Certain offences – not wearing a helmet, not stopping at red lights – now incur huge fines, some nearly six times more than before. Cyclists have paid $1.3m in fines since March 2016. Only 15 fines, worth $5,000, have been given to motorists for breaking the one-metre passing law in that time.
From 1 March 2017 cyclists were going to have to carry a drivers licence or photo ID while riding (with a fine of over $100). This is now cancelled, but cyclists are urged to carry some form of ID.
The NSW government claims there has been no drop-off in the number of cyclists. Conversely, the City of Sydney – a supporter of cycling – has noticed a slight decline in cycling rates between 2014 and 2016. However, rates of cycling have increased where there are new, separated bike lanes.
Winner of the Tour de France, Cadel Evans, claimed he would never ride a bike in Sydney or Taipei, Taiwan. He cited narrow streets, volume of vehicles, little cycling infrastructure – and distinct lack of respect for cyclists in Sydney.

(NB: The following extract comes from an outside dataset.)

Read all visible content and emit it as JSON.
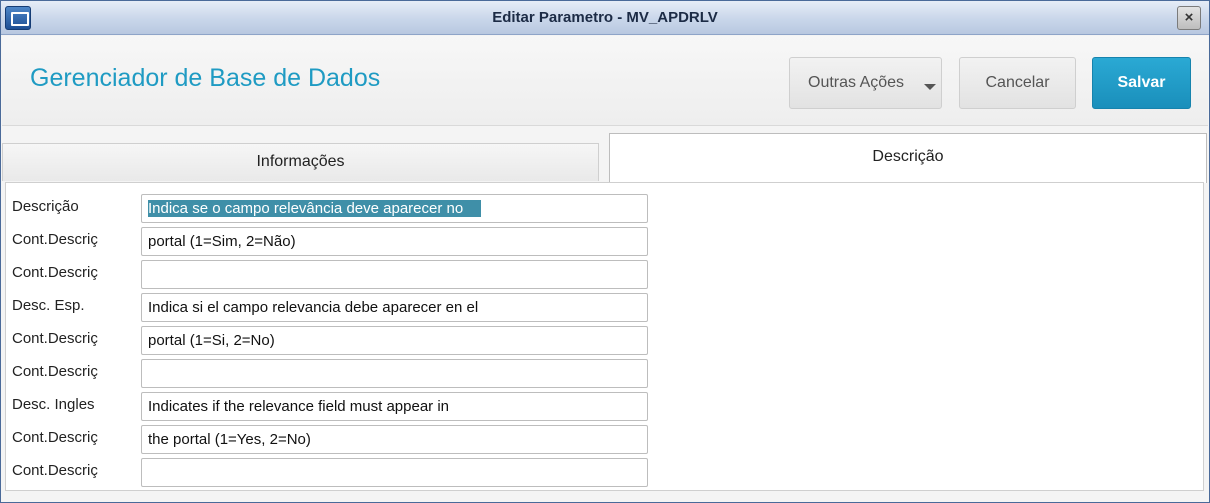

If Sydney is seen as unfriendly to cyclists, this could damage its reputation as a welcoming destination for tourists, especially those who like to get around on bicycles.
Quite apart from tourism, health or congestion benefits, it is cheaper to invest in cycling infrastructure. In Copenhagen, the sum spent in 12 years on bicycle investments was only half what it cost to create one vehicle bypass north of the city.
In our blog, Sharing the road is not easy for cars and bikes, we said governments have to tread a line between looking after cyclists, who are obviously more vulnerable to accidents, and vehicle drivers, who also need to move safely on the roads.
The balance in Sydney currently seems to favour motor vehicles. Luckily, cyclists do not have to pay for CTP insurance. Get your greenslip here.